Civil War. AD 68-69. AR Denarius (18mm, 3.55 g, 1h). 'SIGNA P R Group'. Uncertain mint in Gaul or in the Rhine Valley. MARS VLTOR, draped bust of Mars to right, wearing crested helmet and plain necklace / SIGNA / P - R, Aquila to right before lighted altar; signum on either side. RIC I 51; AM 60; RSC 406; Mairat 78.8 (this coin); BMCRE 39; Nicolas, Néron 94 and pl. VIII, 94 PR1 (this coin). Beautifully toned, minor edge nicks. Good VF.

Ex Dipl.-Ing Christian Gollnow Collection; Gordon McLendon Collection (Christie’s New York, 12 June 1993), lot 103; Numismatic Fine Arts XII (23 March 1983), lot 201; Dr. E.P. Nicolas Collection (Kampmann, 9 March 1982), lot 203; A. Page (14 June 1933), lot 799 ('Collection d'un Amateur Parisien').

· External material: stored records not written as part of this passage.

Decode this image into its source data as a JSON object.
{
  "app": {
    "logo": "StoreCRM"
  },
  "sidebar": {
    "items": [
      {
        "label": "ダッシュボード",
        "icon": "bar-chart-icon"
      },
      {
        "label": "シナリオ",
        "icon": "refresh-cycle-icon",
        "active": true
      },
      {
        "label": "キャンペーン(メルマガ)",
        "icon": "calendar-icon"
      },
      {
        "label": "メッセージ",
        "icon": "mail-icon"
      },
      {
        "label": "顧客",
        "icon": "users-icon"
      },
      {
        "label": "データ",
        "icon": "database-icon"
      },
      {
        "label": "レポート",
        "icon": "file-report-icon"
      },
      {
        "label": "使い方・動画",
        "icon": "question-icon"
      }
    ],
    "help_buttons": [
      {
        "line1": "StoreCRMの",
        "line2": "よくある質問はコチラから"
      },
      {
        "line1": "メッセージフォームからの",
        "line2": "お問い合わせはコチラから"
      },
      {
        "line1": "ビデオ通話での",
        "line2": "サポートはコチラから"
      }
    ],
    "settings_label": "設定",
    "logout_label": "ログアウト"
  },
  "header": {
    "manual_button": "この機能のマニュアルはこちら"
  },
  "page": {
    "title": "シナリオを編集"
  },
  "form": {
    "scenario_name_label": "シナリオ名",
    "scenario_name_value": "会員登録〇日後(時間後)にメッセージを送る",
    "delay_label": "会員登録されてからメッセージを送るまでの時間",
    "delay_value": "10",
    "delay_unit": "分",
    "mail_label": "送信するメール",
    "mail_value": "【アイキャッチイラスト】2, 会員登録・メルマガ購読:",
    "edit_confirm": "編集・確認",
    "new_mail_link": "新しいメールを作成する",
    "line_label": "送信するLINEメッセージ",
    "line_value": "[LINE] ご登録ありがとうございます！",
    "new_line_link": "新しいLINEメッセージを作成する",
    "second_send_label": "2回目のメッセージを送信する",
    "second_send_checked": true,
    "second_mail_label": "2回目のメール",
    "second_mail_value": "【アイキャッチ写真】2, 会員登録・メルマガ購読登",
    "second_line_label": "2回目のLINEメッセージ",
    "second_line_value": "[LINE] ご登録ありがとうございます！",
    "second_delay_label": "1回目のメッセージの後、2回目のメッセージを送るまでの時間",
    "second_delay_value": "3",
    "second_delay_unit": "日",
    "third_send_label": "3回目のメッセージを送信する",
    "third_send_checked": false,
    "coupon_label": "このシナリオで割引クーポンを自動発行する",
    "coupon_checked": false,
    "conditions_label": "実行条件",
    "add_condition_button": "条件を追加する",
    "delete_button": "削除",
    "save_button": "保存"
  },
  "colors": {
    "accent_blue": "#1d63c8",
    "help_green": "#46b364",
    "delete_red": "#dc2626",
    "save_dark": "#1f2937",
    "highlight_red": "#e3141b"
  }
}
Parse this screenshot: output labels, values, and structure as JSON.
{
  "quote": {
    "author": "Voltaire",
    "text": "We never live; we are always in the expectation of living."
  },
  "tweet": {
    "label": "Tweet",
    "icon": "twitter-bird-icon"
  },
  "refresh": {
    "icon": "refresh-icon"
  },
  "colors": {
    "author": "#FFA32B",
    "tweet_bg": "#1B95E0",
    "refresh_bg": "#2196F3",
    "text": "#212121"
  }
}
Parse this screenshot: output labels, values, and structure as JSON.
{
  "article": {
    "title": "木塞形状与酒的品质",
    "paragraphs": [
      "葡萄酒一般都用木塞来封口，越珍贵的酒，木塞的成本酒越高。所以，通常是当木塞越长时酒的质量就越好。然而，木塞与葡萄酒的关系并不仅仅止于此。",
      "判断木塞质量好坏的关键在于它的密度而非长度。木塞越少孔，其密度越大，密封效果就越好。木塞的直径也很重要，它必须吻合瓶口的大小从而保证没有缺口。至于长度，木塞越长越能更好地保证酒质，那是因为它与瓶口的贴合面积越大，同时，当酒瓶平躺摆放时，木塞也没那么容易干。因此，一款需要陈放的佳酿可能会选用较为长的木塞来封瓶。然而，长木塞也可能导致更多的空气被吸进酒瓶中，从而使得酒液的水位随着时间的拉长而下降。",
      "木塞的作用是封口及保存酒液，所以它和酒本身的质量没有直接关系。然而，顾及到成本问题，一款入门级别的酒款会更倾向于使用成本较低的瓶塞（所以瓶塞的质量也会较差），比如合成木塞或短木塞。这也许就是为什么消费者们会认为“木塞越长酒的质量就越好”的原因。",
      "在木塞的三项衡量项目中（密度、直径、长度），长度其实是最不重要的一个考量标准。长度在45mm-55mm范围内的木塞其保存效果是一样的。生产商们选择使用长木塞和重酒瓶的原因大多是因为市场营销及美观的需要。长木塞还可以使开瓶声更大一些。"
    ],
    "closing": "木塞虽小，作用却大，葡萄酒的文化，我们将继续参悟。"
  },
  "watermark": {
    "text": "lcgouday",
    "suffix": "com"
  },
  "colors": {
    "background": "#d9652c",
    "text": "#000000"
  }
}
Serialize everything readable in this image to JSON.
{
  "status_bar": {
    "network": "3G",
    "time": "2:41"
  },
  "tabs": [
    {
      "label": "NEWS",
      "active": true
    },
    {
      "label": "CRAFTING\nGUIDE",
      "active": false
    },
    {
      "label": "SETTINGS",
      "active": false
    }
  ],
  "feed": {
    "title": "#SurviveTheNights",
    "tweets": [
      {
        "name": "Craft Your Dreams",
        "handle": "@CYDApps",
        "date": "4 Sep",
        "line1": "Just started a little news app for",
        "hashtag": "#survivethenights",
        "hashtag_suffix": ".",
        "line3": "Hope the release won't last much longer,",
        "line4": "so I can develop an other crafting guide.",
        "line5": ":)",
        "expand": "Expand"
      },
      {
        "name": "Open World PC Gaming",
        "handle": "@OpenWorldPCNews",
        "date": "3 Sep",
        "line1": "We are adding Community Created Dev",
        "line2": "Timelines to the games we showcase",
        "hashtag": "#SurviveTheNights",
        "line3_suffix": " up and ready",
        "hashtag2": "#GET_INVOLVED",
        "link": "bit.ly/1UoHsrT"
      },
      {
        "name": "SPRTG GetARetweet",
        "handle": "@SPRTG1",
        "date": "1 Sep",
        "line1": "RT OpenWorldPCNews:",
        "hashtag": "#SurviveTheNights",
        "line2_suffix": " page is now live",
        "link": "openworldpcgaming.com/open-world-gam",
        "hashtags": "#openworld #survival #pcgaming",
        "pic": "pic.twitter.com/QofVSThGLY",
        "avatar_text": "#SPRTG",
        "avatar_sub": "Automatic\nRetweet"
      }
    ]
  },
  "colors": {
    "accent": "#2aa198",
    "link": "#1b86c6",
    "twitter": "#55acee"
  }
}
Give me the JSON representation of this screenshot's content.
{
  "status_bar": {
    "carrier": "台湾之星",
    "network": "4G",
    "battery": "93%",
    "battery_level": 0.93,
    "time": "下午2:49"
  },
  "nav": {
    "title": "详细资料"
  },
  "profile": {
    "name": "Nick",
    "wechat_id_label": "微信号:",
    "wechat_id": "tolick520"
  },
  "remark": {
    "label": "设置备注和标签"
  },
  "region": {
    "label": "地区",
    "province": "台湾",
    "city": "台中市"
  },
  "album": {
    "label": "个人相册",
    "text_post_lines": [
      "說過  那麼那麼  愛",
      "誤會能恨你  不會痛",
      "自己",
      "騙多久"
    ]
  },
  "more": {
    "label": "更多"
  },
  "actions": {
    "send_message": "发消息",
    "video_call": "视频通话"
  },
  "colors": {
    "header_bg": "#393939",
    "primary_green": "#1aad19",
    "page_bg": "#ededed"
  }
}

The civil wars at the end of Nero’s reign began with the revolt of the governor of Gallia Lugdunensis, Gaius Julius Vindex, probably around the beginning of March of AD 68. Vindex offered the leadership of the revolt to Servius Sulpicius Galba, then governor of Hispania Tarraconensis, who was hailed imperator by the Spanish legions at Carthago Nova in April of the same year. The title was cautiously refused, but Galba did declare himself the legatus of the senate and people of Rome. Just a month later, Galba’s confidence would be shaken by the crushing defeat of Vindex near Besançon by the general Lucius Verginius Rufus, governor of Germania Superior. But in another twist of fate, by 9 June, Nero was dead, having taken his own life. Galba began his march to Rome, and his brief reign was underway.

Coinage, of course, was needed during these precarious months of revolt and without an emperor to strike in the name of (save for that in honor of the “model emperor” of Roman history, Augustus) the coinage was struck with messages suiting the political climate. The issues struck under Vindex possess a more aggressive air that underscores the militant nature of his revolt, while Galba’s tend to be more constitutional and optimistic in tone.